--- Material for this exercise ---

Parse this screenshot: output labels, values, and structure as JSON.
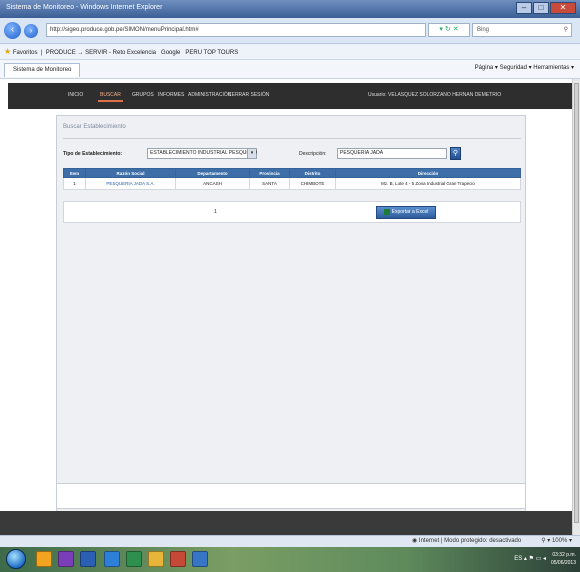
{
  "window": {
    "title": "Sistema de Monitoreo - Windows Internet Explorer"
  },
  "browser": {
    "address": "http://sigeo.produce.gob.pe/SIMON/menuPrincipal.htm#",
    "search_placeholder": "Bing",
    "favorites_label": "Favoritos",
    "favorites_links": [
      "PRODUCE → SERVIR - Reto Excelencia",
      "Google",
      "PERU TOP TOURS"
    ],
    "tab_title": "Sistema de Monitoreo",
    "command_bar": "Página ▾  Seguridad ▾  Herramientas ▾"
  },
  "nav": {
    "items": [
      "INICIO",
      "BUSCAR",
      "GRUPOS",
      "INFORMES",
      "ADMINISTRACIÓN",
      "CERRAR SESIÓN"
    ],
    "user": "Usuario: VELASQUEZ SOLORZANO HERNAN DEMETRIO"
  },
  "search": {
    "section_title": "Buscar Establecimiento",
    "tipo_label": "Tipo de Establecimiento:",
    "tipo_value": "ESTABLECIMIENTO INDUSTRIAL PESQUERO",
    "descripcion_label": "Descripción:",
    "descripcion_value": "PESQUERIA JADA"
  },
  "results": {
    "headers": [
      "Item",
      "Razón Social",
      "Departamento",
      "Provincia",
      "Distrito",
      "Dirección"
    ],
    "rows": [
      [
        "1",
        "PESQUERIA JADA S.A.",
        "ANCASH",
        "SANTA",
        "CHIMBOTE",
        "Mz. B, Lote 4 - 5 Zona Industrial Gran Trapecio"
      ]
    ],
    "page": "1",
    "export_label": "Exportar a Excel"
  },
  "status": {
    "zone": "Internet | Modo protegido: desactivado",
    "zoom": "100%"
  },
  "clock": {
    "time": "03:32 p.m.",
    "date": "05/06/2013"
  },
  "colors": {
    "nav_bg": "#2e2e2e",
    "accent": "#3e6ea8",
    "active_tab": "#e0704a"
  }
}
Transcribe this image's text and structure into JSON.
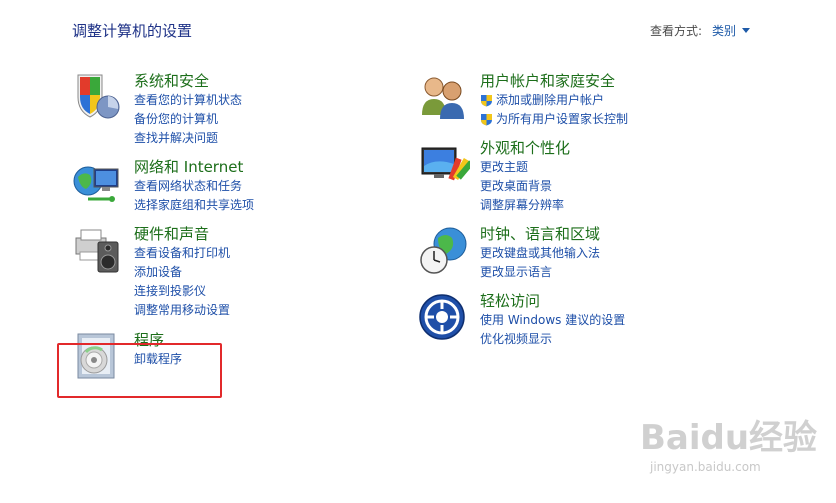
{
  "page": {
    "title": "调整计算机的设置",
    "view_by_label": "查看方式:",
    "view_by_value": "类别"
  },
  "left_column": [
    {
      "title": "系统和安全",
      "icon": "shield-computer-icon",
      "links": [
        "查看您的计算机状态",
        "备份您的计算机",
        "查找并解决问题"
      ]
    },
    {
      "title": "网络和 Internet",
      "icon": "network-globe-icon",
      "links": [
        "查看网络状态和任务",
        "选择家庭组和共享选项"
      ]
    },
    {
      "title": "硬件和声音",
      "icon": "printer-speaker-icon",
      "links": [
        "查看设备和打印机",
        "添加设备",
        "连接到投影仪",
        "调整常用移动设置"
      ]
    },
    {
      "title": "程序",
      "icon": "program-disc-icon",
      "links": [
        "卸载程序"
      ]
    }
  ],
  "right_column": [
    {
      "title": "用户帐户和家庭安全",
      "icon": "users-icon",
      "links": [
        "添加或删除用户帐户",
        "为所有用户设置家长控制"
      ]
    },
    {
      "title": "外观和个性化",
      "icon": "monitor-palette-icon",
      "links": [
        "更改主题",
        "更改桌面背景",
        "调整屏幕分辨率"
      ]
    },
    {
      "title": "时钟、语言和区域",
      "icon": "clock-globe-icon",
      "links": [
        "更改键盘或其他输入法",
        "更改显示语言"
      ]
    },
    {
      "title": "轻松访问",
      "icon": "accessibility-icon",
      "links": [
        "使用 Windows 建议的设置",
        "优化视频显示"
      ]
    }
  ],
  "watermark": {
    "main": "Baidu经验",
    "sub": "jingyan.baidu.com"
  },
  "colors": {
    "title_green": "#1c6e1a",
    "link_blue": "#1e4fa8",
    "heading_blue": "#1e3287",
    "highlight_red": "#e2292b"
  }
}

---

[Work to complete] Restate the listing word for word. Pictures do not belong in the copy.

[Response box]
Parse this screenshot: output labels, values, and structure as JSON.
{
  "window": {
    "title": "Sistema de Monitoreo - Windows Internet Explorer"
  },
  "browser": {
    "address": "http://sigeo.produce.gob.pe/SIMON/menuPrincipal.htm#",
    "search_placeholder": "Bing",
    "favorites_label": "Favoritos",
    "favorites_links": [
      "PRODUCE → SERVIR - Reto Excelencia",
      "Google",
      "PERU TOP TOURS"
    ],
    "tab_title": "Sistema de Monitoreo",
    "command_bar": "Página ▾  Seguridad ▾  Herramientas ▾"
  },
  "nav": {
    "items": [
      "INICIO",
      "BUSCAR",
      "GRUPOS",
      "INFORMES",
      "ADMINISTRACIÓN",
      "CERRAR SESIÓN"
    ],
    "user": "Usuario: VELASQUEZ SOLORZANO HERNAN DEMETRIO"
  },
  "search": {
    "section_title": "Buscar Establecimiento",
    "tipo_label": "Tipo de Establecimiento:",
    "tipo_value": "ESTABLECIMIENTO INDUSTRIAL PESQUERO",
    "descripcion_label": "Descripción:",
    "descripcion_value": "PESQUERIA JADA"
  },
  "results": {
    "headers": [
      "Item",
      "Razón Social",
      "Departamento",
      "Provincia",
      "Distrito",
      "Dirección"
    ],
    "rows": [
      [
        "1",
        "PESQUERIA JADA S.A.",
        "ANCASH",
        "SANTA",
        "CHIMBOTE",
        "Mz. B, Lote 4 - 5 Zona Industrial Gran Trapecio"
      ]
    ],
    "page": "1",
    "export_label": "Exportar a Excel"
  },
  "status": {
    "zone": "Internet | Modo protegido: desactivado",
    "zoom": "100%"
  },
  "clock": {
    "time": "03:32 p.m.",
    "date": "05/06/2013"
  },
  "colors": {
    "nav_bg": "#2e2e2e",
    "accent": "#3e6ea8",
    "active_tab": "#e0704a"
  }
}
Transcribe this image's text and structure into JSON.
{
  "page": {
    "title": "调整计算机的设置",
    "view_by_label": "查看方式:",
    "view_by_value": "类别"
  },
  "left_column": [
    {
      "title": "系统和安全",
      "icon": "shield-computer-icon",
      "links": [
        "查看您的计算机状态",
        "备份您的计算机",
        "查找并解决问题"
      ]
    },
    {
      "title": "网络和 Internet",
      "icon": "network-globe-icon",
      "links": [
        "查看网络状态和任务",
        "选择家庭组和共享选项"
      ]
    },
    {
      "title": "硬件和声音",
      "icon": "printer-speaker-icon",
      "links": [
        "查看设备和打印机",
        "添加设备",
        "连接到投影仪",
        "调整常用移动设置"
      ]
    },
    {
      "title": "程序",
      "icon": "program-disc-icon",
      "links": [
        "卸载程序"
      ]
    }
  ],
  "right_column": [
    {
      "title": "用户帐户和家庭安全",
      "icon": "users-icon",
      "links": [
        "添加或删除用户帐户",
        "为所有用户设置家长控制"
      ]
    },
    {
      "title": "外观和个性化",
      "icon": "monitor-palette-icon",
      "links": [
        "更改主题",
        "更改桌面背景",
        "调整屏幕分辨率"
      ]
    },
    {
      "title": "时钟、语言和区域",
      "icon": "clock-globe-icon",
      "links": [
        "更改键盘或其他输入法",
        "更改显示语言"
      ]
    },
    {
      "title": "轻松访问",
      "icon": "accessibility-icon",
      "links": [
        "使用 Windows 建议的设置",
        "优化视频显示"
      ]
    }
  ],
  "watermark": {
    "main": "Baidu经验",
    "sub": "jingyan.baidu.com"
  },
  "colors": {
    "title_green": "#1c6e1a",
    "link_blue": "#1e4fa8",
    "heading_blue": "#1e3287",
    "highlight_red": "#e2292b"
  }
}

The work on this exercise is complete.